### What you will do
Keep every line in which "kind" occurs and drop the rest of the data.

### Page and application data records
=== Section Start ===
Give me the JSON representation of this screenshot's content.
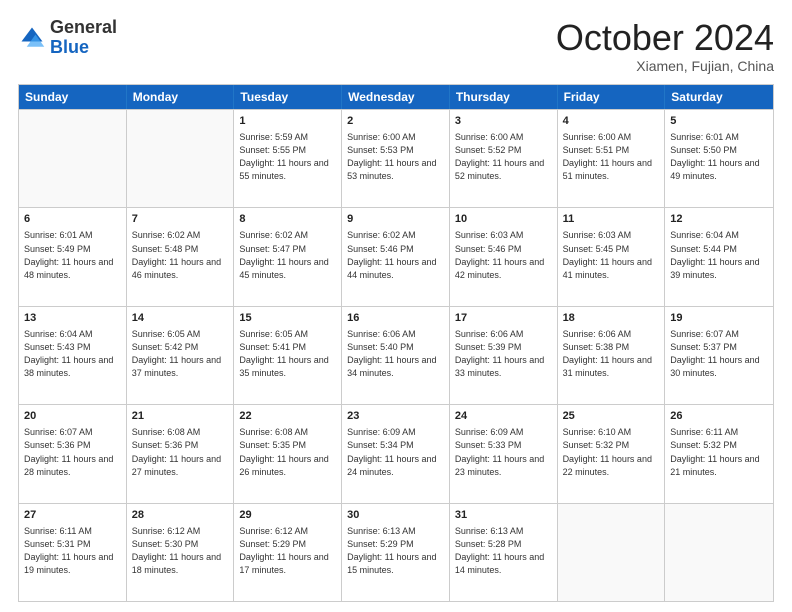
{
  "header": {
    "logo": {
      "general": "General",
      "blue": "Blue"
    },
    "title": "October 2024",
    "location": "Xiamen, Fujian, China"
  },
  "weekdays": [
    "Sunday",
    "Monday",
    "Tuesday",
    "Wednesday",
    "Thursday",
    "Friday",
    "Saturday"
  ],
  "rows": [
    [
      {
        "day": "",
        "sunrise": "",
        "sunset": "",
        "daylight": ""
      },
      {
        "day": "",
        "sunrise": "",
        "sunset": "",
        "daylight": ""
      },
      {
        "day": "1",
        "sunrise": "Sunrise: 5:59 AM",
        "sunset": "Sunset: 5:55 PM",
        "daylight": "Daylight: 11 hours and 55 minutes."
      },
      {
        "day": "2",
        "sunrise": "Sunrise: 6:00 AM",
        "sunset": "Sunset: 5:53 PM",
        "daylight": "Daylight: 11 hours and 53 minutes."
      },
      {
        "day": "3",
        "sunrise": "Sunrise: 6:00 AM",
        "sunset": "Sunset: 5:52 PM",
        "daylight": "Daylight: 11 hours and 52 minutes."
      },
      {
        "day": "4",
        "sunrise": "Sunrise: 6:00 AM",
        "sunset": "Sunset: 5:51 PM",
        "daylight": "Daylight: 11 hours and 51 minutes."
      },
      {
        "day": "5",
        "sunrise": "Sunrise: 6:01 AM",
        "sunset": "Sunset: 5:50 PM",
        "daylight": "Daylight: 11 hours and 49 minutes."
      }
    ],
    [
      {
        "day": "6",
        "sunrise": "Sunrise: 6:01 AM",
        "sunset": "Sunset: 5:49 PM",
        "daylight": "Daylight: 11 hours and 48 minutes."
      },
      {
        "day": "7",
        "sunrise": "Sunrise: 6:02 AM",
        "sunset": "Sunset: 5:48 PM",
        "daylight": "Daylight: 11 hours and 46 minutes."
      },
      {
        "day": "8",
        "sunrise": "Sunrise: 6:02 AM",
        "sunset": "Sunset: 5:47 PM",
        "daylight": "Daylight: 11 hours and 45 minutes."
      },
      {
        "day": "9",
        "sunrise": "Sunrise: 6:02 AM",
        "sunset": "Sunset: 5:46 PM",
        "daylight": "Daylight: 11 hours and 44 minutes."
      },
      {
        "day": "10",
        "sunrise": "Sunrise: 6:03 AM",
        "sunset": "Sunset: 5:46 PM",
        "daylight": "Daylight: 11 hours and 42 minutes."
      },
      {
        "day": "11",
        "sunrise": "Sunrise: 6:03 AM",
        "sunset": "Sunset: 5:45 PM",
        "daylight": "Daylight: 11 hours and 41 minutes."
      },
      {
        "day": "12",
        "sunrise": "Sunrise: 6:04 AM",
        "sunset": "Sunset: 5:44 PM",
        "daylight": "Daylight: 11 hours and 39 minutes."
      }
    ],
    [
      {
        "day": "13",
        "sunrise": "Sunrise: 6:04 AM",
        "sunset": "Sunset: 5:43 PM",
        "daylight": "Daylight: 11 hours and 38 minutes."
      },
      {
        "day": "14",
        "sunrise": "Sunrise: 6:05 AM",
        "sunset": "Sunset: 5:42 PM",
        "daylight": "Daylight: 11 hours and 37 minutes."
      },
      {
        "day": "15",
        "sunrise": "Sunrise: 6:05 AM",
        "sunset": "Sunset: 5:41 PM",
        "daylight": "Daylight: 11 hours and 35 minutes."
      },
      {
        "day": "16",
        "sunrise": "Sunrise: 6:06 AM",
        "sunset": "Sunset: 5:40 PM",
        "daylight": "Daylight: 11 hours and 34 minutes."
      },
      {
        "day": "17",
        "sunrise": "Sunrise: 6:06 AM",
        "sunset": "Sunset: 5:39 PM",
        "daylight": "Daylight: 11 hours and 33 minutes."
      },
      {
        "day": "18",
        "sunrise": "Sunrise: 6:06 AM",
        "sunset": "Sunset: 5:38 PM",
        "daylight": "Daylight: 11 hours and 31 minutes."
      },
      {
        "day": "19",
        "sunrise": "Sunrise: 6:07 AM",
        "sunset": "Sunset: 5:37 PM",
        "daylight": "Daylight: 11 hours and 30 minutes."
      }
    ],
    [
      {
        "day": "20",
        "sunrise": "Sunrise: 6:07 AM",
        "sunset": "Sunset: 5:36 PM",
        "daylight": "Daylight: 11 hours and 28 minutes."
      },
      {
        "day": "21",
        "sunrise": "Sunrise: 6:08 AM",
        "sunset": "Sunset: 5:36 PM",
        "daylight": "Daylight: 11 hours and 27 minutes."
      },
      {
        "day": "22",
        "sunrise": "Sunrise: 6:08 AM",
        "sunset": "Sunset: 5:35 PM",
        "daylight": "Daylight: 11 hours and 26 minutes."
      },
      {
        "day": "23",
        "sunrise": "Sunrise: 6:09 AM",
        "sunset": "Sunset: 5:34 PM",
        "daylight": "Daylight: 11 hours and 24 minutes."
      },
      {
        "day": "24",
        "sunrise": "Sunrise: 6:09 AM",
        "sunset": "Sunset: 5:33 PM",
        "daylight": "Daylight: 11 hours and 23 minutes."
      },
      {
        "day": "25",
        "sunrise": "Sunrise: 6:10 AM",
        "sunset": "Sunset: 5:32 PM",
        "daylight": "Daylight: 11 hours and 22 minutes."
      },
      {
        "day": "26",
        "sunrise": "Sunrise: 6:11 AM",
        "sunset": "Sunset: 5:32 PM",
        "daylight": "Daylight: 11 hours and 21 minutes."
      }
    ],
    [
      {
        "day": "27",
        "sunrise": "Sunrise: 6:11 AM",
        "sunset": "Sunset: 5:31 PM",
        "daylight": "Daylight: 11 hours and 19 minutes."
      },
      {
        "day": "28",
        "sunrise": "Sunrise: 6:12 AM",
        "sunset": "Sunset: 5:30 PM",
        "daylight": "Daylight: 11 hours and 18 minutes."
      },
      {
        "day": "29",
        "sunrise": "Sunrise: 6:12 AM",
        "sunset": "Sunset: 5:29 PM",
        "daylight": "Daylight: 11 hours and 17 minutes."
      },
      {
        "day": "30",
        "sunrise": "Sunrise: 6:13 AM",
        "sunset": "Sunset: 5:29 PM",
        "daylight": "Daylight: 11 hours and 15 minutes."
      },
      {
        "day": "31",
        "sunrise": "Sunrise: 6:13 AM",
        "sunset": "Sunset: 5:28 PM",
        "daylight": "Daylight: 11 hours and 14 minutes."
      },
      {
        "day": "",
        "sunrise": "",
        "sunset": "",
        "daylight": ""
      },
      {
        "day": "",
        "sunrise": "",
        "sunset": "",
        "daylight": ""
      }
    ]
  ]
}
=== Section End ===
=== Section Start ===
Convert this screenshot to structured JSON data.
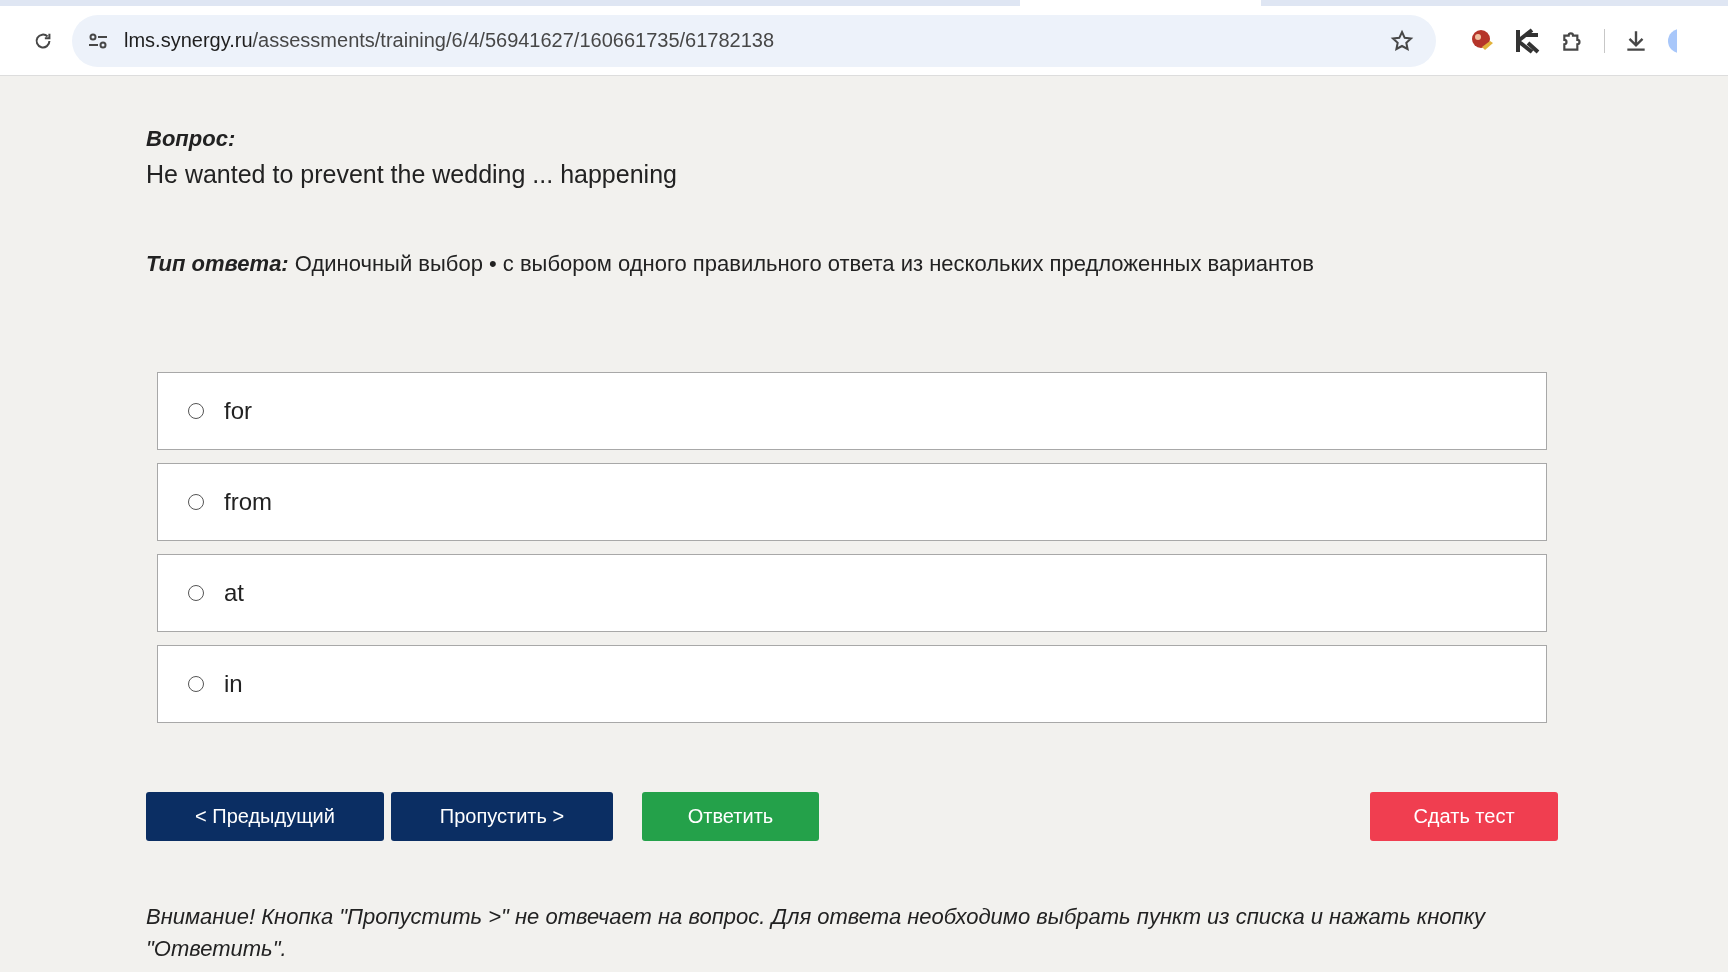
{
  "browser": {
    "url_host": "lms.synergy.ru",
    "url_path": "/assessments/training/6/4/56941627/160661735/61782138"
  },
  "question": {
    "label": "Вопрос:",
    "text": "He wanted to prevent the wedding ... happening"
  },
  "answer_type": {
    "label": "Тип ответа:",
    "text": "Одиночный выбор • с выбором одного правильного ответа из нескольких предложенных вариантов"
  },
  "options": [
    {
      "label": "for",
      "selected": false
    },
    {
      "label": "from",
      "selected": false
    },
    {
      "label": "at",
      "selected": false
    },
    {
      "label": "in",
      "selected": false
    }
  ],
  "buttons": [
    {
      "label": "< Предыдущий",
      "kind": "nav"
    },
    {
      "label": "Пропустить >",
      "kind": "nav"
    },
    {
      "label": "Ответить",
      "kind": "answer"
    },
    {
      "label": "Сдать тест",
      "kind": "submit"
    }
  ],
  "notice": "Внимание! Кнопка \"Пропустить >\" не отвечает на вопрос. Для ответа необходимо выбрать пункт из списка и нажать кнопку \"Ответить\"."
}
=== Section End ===
### Solution to the exercise
      "kind": "nav"
      "kind": "nav"
      "kind": "answer"
      "kind": "submit"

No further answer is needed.